■ Problem to work on:
Using the listing below, count the lines in which "Сертификаты" appears; give the count alone.

■ Material shown:
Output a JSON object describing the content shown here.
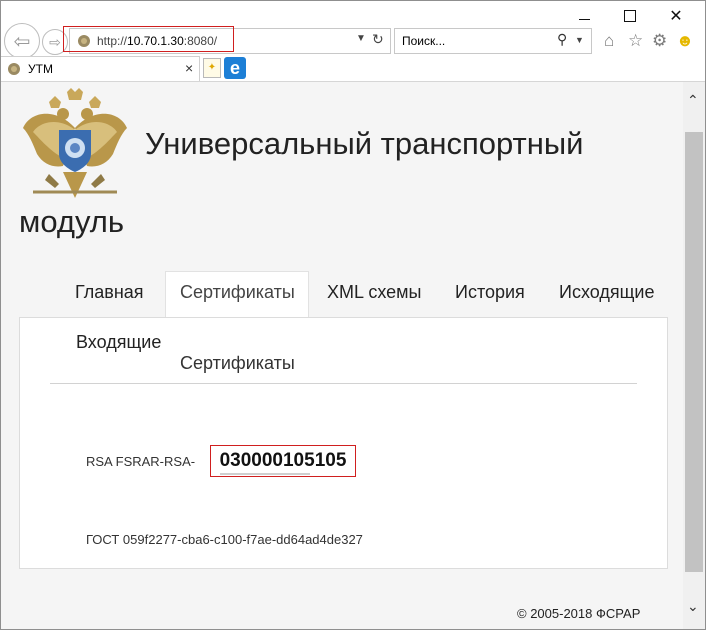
{
  "browser": {
    "url_prefix": "http://",
    "url_host": "10.70.1.30",
    "url_port": ":8080/",
    "search_placeholder": "Поиск...",
    "tab_title": "УТМ",
    "tab_close": "×"
  },
  "page": {
    "title_line1": "Универсальный транспортный",
    "title_line2": "модуль",
    "nav": [
      "Главная",
      "Сертификаты",
      "XML схемы",
      "История",
      "Исходящие"
    ],
    "nav_second_row": "Входящие",
    "section_title": "Сертификаты",
    "rsa_label": "RSA FSRAR-RSA-",
    "rsa_value": "030000105105",
    "gost_label": "ГОСТ 059f2277-cba6-c100-f7ae-dd64ad4de327",
    "footer": "© 2005-2018 ФСРАР"
  },
  "colors": {
    "highlight": "#d01f1f",
    "ie_blue": "#1d7fd6"
  },
  "icons": [
    "back-icon",
    "forward-icon",
    "refresh-icon",
    "search-icon",
    "home-icon",
    "favorites-icon",
    "settings-icon",
    "smiley-icon",
    "new-tab-icon",
    "ie-icon",
    "eagle-emblem-icon"
  ]
}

■ Output for this task:
2